Exercise inputs

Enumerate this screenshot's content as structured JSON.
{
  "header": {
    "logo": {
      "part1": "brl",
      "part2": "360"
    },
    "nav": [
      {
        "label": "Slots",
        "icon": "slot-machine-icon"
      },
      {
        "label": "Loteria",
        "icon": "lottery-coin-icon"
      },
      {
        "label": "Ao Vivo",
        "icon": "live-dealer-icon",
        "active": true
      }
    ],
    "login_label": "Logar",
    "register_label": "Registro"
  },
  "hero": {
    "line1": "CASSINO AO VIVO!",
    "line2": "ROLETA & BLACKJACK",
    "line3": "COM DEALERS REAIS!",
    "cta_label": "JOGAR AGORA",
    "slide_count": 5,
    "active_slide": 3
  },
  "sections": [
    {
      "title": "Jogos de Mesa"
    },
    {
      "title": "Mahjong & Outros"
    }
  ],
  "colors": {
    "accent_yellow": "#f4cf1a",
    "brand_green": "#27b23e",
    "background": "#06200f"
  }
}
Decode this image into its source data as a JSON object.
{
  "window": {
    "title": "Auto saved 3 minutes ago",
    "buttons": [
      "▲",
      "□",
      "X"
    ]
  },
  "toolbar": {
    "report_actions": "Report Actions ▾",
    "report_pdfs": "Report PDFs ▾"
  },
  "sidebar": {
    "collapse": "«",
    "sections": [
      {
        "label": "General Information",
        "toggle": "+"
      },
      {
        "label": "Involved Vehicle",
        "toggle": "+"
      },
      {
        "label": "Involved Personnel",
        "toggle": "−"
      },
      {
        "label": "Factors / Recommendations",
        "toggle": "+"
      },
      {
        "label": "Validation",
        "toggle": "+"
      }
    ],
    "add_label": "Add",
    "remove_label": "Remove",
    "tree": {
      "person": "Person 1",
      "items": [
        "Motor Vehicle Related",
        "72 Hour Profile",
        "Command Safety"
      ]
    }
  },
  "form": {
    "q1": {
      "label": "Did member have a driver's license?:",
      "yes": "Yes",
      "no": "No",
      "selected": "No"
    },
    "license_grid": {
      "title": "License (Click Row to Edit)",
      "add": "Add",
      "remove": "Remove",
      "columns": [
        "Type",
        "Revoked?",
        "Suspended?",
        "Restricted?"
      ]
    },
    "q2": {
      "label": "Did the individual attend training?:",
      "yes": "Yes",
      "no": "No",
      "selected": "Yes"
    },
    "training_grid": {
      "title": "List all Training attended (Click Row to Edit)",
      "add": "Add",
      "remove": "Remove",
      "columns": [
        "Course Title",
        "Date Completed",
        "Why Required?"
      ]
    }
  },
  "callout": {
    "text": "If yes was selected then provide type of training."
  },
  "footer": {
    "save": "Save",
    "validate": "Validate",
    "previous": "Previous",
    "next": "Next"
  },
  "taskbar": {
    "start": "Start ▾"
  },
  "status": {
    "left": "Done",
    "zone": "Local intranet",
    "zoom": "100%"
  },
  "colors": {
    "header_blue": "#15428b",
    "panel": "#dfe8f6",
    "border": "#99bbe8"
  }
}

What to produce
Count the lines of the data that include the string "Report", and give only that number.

Response area
2